=== Section Start ===

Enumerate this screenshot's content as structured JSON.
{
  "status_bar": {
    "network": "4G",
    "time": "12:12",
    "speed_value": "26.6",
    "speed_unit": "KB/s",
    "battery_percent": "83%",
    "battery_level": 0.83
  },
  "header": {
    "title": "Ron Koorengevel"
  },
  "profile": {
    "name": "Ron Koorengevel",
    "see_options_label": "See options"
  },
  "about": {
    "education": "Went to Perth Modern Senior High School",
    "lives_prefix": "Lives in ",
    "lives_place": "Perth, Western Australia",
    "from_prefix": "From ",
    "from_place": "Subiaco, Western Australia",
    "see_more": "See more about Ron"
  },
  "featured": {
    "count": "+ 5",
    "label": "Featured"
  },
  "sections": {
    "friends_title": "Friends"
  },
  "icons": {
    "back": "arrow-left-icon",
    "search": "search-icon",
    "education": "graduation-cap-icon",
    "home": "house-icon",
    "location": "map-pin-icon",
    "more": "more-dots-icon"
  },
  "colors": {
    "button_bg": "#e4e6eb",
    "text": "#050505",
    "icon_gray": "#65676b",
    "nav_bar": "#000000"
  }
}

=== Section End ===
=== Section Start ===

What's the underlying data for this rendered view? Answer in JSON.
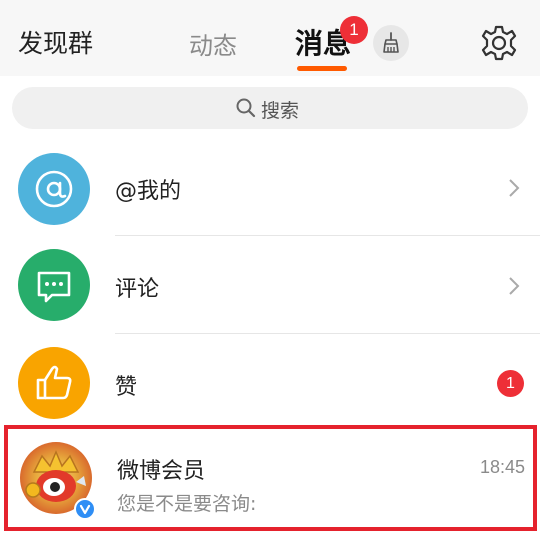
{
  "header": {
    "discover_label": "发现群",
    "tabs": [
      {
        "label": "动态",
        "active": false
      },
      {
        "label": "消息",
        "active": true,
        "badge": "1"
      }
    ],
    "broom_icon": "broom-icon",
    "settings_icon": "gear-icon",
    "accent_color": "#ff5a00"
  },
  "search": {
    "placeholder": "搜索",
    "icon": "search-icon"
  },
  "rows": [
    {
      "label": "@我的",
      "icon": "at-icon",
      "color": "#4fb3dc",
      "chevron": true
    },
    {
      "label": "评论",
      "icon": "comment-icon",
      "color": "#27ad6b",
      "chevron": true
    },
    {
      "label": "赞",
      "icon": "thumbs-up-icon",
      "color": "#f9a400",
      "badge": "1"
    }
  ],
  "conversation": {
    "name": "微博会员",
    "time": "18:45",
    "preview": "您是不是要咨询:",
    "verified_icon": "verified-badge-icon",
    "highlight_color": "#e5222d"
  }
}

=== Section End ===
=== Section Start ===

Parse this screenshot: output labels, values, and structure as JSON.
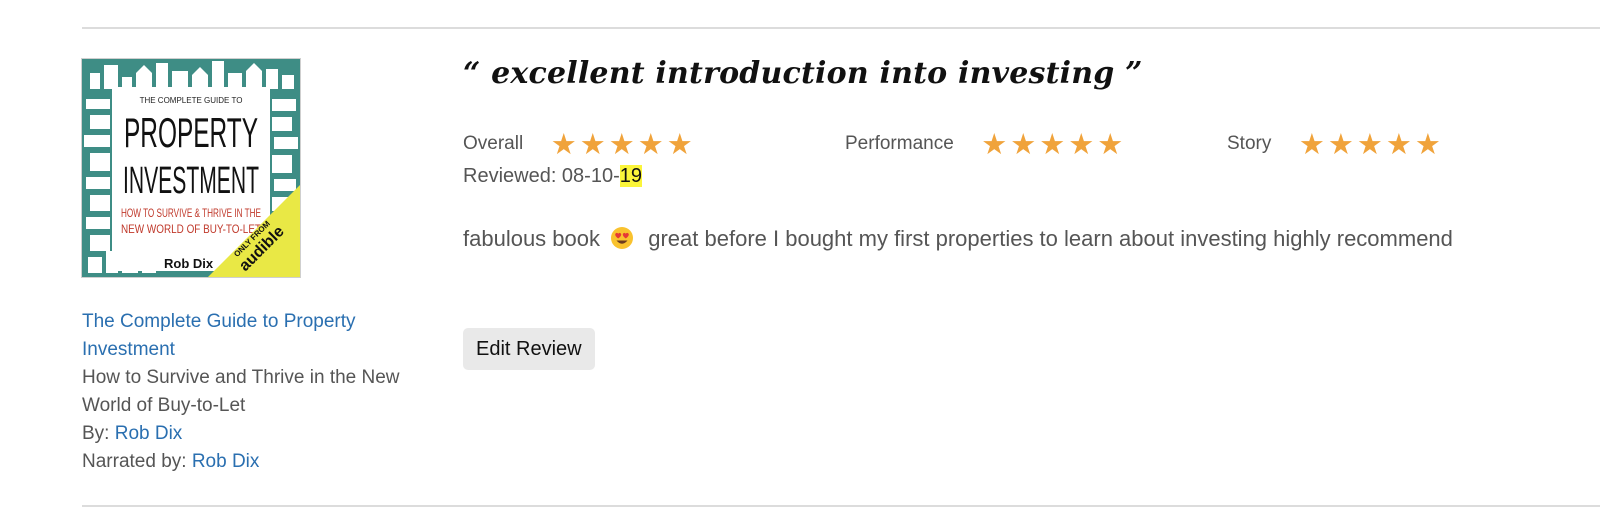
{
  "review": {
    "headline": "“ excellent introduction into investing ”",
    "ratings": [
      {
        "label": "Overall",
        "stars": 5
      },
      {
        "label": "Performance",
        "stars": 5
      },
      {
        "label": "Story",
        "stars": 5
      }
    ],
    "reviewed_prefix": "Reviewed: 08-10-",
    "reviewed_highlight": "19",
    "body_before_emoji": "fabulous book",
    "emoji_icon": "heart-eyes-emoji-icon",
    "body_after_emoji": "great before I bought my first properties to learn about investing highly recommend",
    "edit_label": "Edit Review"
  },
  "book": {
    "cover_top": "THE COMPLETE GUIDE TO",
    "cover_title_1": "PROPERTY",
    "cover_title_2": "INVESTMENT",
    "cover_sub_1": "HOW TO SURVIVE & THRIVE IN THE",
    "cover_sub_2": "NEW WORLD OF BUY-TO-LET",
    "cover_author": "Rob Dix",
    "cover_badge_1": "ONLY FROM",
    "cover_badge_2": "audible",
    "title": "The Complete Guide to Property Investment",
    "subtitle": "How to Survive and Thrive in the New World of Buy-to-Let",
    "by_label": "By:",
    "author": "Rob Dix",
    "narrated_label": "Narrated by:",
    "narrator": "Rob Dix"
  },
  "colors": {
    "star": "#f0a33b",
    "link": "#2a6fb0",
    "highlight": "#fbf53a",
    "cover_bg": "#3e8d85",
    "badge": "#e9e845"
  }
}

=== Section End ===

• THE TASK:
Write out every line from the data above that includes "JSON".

• TASK ANSWER:
Enumerate this screenshot's content as structured JSON.
What's the underlying data for this rendered view? Answer in JSON.
Parse this screenshot: output labels, values, and structure as JSON.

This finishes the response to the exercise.